sep-08
nov-08
ene-09
mar-09
may-09
jul-09
sep-09
nov-09
ene-10
mar-10
may-10
jul-10
sep-10
nov-10

100.00

Source: JP Morgan Chase

Table CL1
Chile: Dollar Swaps Operations
Date
30 Sept. 08
07 Oct. 08
14 Oct. 08
21 Oct. 08
28 Oct. 08
04 Nov. 08
11 Nov. 08
18 Nov. 08
25 Nov. 08
02 Dec. 08
09 Dec. 08
16 Dec. 08

Maturity
(days)
28
28
91
63
91
63
91
63
91
182
182
182

Amount Offered
(US$ million)
500
500
500
500
500
500
500
500
500
500
500
500

Amount
Purchased (US$
million)
388
30
200
150
67
227
15
100
200
160
0
0

Source: Central Bank of Chile

Weighted Spread
Premium
(percent)
3.49
3.06
1.07
1.04
1.10
1.09
1.06
1.06
1.20
1.06
-

66

Table CL2
Chile: Dollar Deposit Auctions by the Treasury
Date
12 Nov. 08
19 Nov. 08

Maturity
(days)

Amount Auctioned
(US$ million)

91
119

Amount Sold
(US$ million)

350
368

Sale Interest Rate


(*) (percent)

332
368

3.27
3.50

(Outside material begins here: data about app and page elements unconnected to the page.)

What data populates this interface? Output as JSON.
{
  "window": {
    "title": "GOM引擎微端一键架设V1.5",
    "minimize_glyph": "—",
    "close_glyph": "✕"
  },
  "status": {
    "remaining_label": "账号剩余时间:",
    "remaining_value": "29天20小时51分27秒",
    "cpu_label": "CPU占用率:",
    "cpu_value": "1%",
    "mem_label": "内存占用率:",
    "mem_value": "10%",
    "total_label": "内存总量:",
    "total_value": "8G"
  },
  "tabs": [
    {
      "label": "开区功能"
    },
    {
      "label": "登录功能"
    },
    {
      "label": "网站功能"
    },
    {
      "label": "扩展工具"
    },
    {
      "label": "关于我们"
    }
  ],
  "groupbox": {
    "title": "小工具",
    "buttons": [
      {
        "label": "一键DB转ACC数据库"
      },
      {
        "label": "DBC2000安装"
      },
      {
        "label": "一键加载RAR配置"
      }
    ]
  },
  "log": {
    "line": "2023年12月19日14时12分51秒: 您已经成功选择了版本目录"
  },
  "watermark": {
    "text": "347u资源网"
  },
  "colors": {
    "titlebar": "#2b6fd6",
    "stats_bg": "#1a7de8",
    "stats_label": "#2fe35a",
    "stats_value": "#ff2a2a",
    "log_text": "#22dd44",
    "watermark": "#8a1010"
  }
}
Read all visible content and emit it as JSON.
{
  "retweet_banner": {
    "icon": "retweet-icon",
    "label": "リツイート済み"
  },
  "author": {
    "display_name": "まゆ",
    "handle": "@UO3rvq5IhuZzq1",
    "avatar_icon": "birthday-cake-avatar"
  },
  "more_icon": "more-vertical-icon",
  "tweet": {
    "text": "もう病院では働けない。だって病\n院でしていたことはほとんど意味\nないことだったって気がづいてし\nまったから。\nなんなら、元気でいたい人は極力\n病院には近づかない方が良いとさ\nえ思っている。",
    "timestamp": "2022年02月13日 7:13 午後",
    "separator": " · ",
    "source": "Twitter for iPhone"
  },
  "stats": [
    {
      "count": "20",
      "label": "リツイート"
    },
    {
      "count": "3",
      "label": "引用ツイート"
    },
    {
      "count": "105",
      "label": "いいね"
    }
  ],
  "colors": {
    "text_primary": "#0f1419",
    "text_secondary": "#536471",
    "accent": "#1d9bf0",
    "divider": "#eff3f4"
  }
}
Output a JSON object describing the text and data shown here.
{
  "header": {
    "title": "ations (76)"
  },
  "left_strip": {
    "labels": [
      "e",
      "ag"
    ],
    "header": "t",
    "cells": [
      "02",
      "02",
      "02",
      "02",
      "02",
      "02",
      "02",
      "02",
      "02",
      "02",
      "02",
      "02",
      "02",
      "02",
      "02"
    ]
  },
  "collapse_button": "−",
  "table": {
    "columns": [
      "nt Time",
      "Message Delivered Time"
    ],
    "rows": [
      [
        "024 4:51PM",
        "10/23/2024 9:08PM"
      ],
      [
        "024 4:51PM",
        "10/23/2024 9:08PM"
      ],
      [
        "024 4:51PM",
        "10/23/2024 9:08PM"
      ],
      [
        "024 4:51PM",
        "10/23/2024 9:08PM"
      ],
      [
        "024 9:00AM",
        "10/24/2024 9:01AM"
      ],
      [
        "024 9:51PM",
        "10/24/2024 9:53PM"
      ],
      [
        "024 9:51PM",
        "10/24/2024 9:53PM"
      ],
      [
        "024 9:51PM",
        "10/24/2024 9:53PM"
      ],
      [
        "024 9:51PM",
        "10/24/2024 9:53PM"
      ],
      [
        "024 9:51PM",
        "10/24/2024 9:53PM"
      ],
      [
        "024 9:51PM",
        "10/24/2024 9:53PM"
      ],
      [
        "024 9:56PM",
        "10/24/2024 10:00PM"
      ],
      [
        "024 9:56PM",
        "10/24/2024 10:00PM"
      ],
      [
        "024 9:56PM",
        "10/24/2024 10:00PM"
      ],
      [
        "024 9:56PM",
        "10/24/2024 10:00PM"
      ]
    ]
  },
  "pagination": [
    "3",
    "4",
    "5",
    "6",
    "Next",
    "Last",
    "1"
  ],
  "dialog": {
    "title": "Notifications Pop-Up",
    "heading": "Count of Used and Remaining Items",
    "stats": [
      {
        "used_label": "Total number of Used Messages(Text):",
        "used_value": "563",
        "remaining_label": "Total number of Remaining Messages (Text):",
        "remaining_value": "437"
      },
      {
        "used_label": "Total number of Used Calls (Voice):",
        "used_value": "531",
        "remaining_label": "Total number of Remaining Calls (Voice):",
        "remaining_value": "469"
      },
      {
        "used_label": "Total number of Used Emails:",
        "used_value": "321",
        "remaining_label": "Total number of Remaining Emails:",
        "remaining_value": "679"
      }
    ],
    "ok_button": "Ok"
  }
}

(*) Weighted interest rate of sales (LIBOR+spread)

Source: Central Bank of Chile

Table P1
Peru: Selected Balance of Payments Items (% of GDP)
Current Account Balance
Goods and Services
Exports
(FOB)
Imports
(FOB)
Financial Account
Private
Sector
Public
Sector
Short-Term Capital

2004
0.0
4.3

2005
1.4
6.7

2006
3.1
9.7

2007
1.4
7.9

2008
-4.2
2

2009
0.2
4.7

2010
-1.5
4.4

18.4

21.9

25.8

26.1

24.4

21.2

23.1

-14.1

-15.2

-16.1

-18.2

-22.4

-16.5

-18.7

3.1

0.2

0.4

7.8

6.8

1.2

8.4

1.3

2.3

2.3

8.2

7.5

2.1

8.7

1.4
0.3

-1.8
-0.3

-0.8
-1.2

-2.3
1.9

-1.1
0.4

0.8
-1.7

-0.7
0.4


Source: Central Bank of Peru

67